Records to process:
------

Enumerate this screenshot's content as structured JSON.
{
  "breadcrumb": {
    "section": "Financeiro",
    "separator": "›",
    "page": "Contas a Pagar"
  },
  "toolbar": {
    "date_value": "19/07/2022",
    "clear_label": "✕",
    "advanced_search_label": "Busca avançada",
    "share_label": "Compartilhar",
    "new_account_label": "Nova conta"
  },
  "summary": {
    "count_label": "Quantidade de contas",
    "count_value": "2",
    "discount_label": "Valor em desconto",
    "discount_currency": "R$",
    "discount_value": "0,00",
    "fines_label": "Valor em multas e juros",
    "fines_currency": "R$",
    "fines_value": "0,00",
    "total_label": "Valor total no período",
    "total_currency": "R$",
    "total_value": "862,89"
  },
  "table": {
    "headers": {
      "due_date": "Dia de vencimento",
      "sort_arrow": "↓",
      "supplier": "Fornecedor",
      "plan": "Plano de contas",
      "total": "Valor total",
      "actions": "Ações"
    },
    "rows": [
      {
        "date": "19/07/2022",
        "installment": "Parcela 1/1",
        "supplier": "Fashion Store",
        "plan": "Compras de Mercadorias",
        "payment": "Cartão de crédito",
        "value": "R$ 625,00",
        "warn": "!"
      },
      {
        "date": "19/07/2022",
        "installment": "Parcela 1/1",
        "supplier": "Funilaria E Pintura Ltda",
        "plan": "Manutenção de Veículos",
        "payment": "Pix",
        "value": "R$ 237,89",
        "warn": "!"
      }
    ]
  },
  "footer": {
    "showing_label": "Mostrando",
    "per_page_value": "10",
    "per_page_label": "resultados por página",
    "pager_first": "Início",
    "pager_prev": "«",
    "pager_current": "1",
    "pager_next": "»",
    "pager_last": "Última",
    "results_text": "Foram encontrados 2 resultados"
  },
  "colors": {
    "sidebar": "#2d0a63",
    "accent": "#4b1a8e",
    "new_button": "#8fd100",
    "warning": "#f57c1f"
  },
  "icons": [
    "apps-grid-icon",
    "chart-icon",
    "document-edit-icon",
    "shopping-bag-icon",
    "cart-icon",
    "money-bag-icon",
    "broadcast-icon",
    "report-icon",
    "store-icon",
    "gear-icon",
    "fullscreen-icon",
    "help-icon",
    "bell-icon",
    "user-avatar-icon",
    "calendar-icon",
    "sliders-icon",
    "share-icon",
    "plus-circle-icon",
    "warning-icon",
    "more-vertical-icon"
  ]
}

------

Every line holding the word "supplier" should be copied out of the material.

Response below:
      "supplier": "Fornecedor",
        "supplier": "Fashion Store",
        "supplier": "Funilaria E Pintura Ltda",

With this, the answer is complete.